Aim of the exercise
Your answer must consist of one number: how many lines in the records contain "解决方案".
START Information given
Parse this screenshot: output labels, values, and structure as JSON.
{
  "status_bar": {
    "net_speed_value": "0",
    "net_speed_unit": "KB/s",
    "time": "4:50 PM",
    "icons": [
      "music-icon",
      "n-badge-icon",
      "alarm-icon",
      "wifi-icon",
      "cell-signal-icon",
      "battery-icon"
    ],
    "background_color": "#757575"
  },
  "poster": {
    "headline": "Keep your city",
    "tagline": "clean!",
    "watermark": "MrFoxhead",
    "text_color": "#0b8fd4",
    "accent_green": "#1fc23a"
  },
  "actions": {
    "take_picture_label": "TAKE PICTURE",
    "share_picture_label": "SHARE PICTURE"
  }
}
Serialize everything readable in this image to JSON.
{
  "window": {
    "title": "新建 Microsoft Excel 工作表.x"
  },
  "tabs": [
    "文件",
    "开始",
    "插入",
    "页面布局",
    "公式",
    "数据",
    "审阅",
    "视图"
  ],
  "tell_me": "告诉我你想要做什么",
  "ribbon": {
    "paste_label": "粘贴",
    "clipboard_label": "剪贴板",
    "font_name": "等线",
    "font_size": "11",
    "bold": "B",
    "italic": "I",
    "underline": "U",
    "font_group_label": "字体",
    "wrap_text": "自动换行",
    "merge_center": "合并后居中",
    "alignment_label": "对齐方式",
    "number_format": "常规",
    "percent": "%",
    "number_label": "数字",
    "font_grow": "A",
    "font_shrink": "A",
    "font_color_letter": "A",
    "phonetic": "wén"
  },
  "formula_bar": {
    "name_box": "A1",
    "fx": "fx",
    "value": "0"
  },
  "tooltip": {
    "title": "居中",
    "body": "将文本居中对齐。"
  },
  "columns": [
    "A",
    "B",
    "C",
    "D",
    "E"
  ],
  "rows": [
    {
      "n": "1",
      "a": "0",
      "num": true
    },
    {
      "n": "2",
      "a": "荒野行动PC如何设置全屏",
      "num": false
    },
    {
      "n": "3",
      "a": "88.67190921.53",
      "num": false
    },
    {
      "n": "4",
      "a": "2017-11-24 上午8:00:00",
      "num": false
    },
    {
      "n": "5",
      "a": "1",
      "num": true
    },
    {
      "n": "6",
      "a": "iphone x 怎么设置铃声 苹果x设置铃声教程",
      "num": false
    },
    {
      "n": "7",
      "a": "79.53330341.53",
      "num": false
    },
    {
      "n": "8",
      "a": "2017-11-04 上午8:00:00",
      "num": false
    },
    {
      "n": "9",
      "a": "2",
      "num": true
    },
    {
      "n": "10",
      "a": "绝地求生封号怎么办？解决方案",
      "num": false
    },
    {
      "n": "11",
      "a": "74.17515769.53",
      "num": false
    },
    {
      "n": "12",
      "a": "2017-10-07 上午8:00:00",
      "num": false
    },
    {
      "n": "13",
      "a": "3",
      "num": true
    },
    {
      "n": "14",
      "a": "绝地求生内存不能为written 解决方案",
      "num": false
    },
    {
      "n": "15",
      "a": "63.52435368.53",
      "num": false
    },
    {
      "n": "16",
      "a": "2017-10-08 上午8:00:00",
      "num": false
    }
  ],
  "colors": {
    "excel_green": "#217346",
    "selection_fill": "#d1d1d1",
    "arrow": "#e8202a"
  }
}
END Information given
Answer
2